Mohs’ micrographic surgery – this is a specialised surgical technique, performed by a derma-tologist, in which the DFSP is surgically removed in stages under local anaesthetic. The ab-normal tissue is removed and examined under the microscope overnight. A dressing is placed over the wound until the results are ready, and if there are any remaining abnormal cells this process is repeated until the DFSP has been completely removed. The wound will then either be repaired by the dermatologist or a plastic surgeon, depending on the size and location of the wound. This type of surgery offers a higher cure rate than conventional wide excision.

Extremely rarely, DFSP may spread to other parts of the body. Further treatment may then be required, such as radiotherapy or chemotherapy. This is most likely in the unusual fibrosarco-matous variant of DFSP. Radiotherapy or medication can also be used if the DFSP can’t be removed completely by surgery.

Drug treatment for DFSP
Imatinib is a medicine used for DFSP that cannot be removed with an operation or has spread within the body (a metastatic DFSP). It is taken as a tablet. It does not cause hair loss but can make some people feel sick. Most people, however, can manage it with very few side effects.

What tests do I need?
Most people only need surgery for DFSP. If there are concerns that it may have spread, you may need X-ray, ultrasound, MRI or CT scans. If any lumps develop in the scar, the lump will need to be removed surgically for examination under the microscope.

Self care (what can I do?)
Because of the subtle clinical appearance of DFSP, it can be difficult even for doctors to de-tect. After having had a DFSP, you should do regular checks of your scar at home; if you have any changes in the scar you should contact your dermatologist.

Where can I get more information about dermatofibrosarcoma protuberans?

Links to patient support groups:
Macmillan Cancer Support
Helpline (for information): 0808 808 00 00 Website: https://www.macmillan.org.uk/

Web links to detailed leaflets:

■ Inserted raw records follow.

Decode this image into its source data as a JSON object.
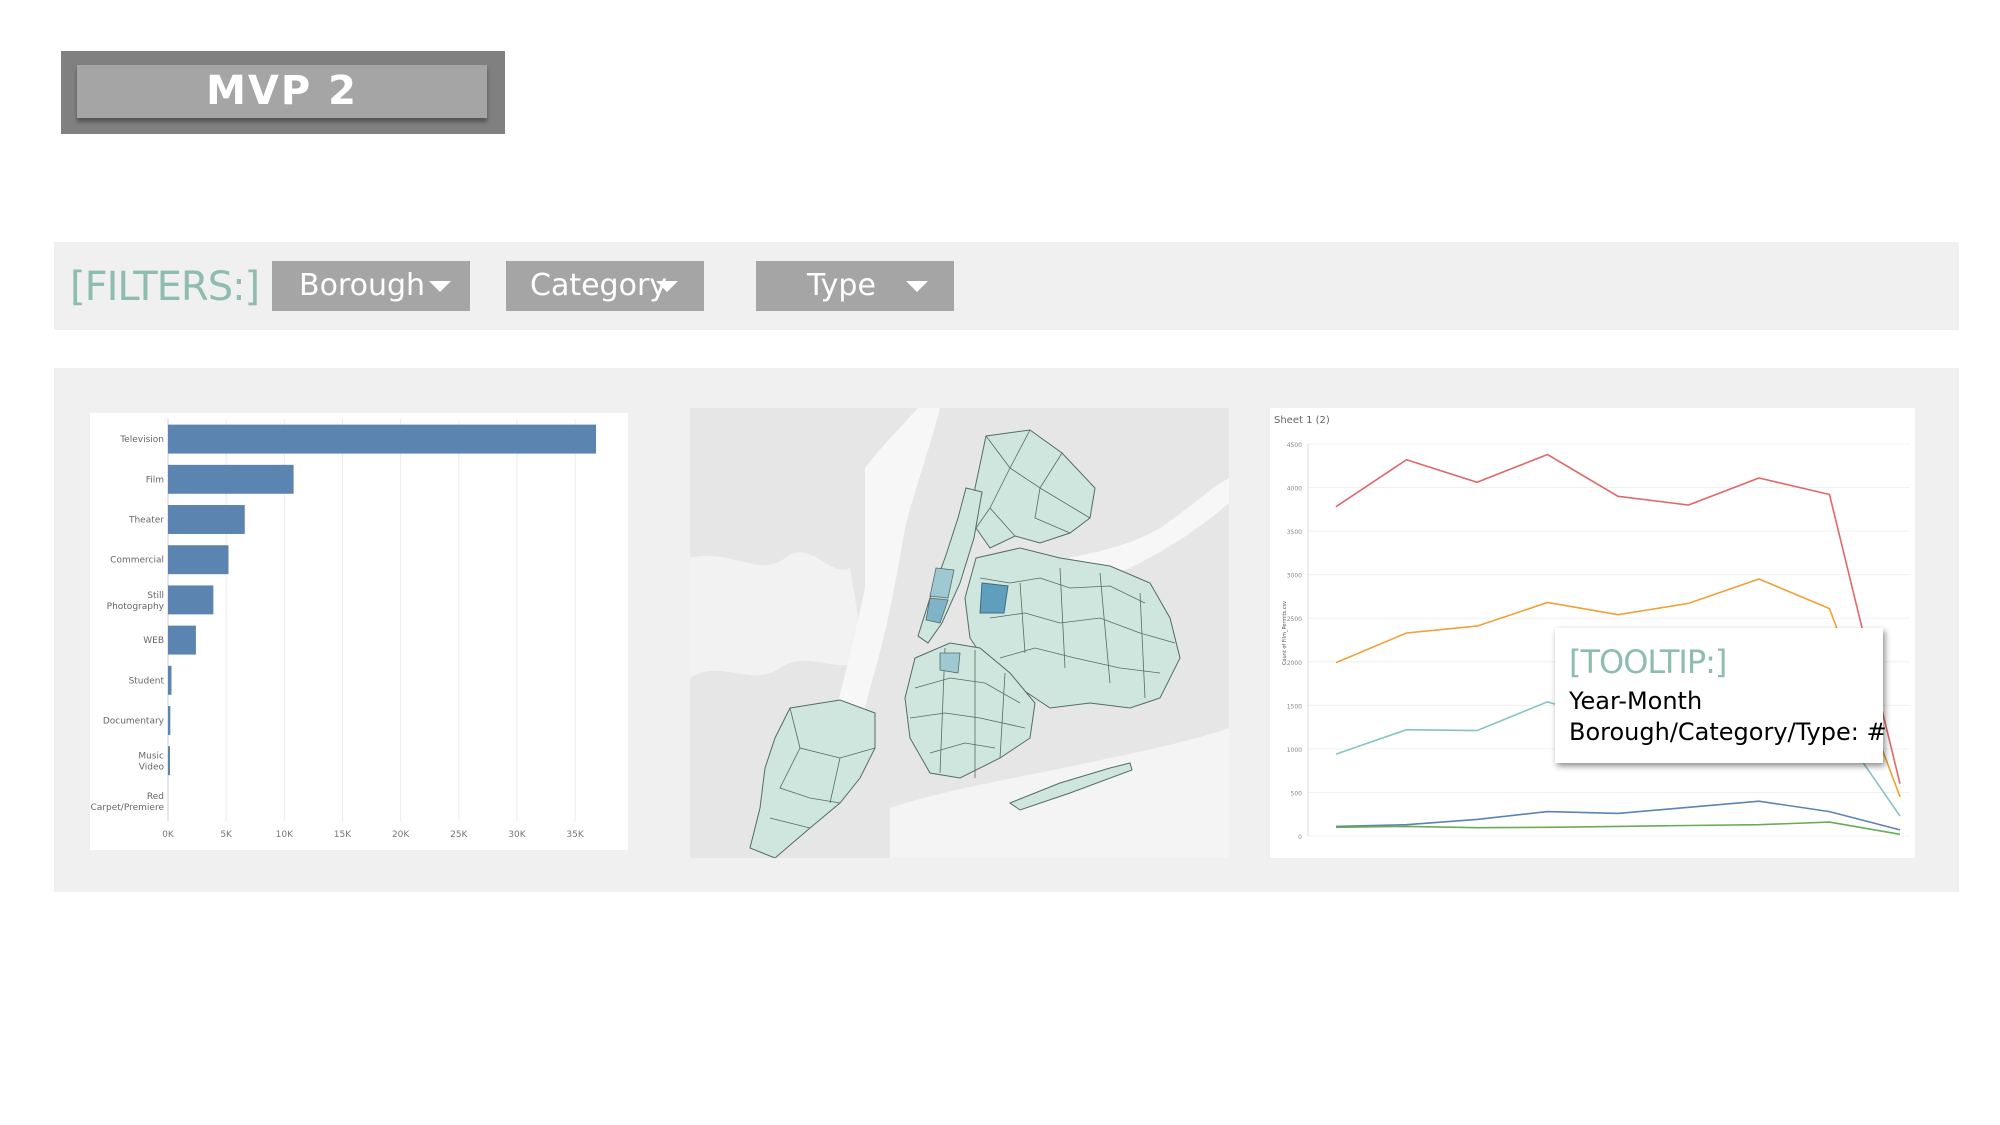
{
  "header": {
    "title": "MVP 2"
  },
  "filters": {
    "label": "[FILTERS:]",
    "dropdowns": [
      {
        "label": "Borough"
      },
      {
        "label": "Category"
      },
      {
        "label": "Type"
      }
    ]
  },
  "map": {
    "fill_color": "#cfe6df",
    "highlight_color": "#5f9fbd",
    "land_color": "#e0e0e0"
  },
  "tooltip": {
    "heading": "[TOOLTIP:]",
    "line1": "Year-Month",
    "line2": "Borough/Category/Type: #"
  },
  "chart_data": [
    {
      "type": "bar",
      "orientation": "horizontal",
      "categories": [
        "Television",
        "Film",
        "Theater",
        "Commercial",
        "Still Photography",
        "WEB",
        "Student",
        "Documentary",
        "Music Video",
        "Red Carpet/Premiere"
      ],
      "values": [
        36800,
        10800,
        6600,
        5200,
        3900,
        2400,
        300,
        200,
        150,
        0
      ],
      "xlim": [
        0,
        38000
      ],
      "x_ticks": [
        "0K",
        "5K",
        "10K",
        "15K",
        "20K",
        "25K",
        "30K",
        "35K"
      ],
      "x_tick_values": [
        0,
        5000,
        10000,
        15000,
        20000,
        25000,
        30000,
        35000
      ],
      "grid": true,
      "colors": {
        "bar": "#5b84b1"
      }
    },
    {
      "type": "line",
      "title": "Sheet 1 (2)",
      "ylabel": "Count of Film_Permits.csv",
      "ylim": [
        0,
        4500
      ],
      "y_ticks": [
        "0",
        "500",
        "1000",
        "1500",
        "2000",
        "2500",
        "3000",
        "3500",
        "4000",
        "4500"
      ],
      "y_tick_values": [
        0,
        500,
        1000,
        1500,
        2000,
        2500,
        3000,
        3500,
        4000,
        4500
      ],
      "x": [
        1,
        2,
        3,
        4,
        5,
        6,
        7,
        8,
        9
      ],
      "series": [
        {
          "color": "#e0686a",
          "values": [
            3780,
            4320,
            4060,
            4380,
            3900,
            3800,
            4110,
            3920,
            600
          ]
        },
        {
          "color": "#f0a035",
          "values": [
            1990,
            2330,
            2410,
            2680,
            2540,
            2670,
            2950,
            2610,
            450
          ]
        },
        {
          "color": "#88c3c3",
          "values": [
            940,
            1220,
            1210,
            1540,
            1300,
            1400,
            1520,
            1400,
            230
          ]
        },
        {
          "color": "#5b84b1",
          "values": [
            110,
            130,
            190,
            280,
            260,
            330,
            400,
            280,
            70
          ]
        },
        {
          "color": "#6aab58",
          "values": [
            100,
            110,
            95,
            100,
            110,
            120,
            130,
            160,
            20
          ]
        }
      ],
      "grid": true
    }
  ]
}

https://www.aad.org/dermatology-a-to-z/diseases-and-treatments/a— d/dermatofibrosarcoma-protuberans/signs-and-symptoms


For details of source materials used please contact the Clinical Standards Unit (clinicalstandards@bad.org.uk).

This leaflet aims to provide accurate information about the subject and is a consensus of the views held by representatives of the British Association of Dermatologists: individual patient circumstances may differ, which might alter both the advice and course of thera-py given to you by your doctor.

This leaflet has been assessed for readability by the British Association of Dermatologists’ Patient Information Lay Review Panel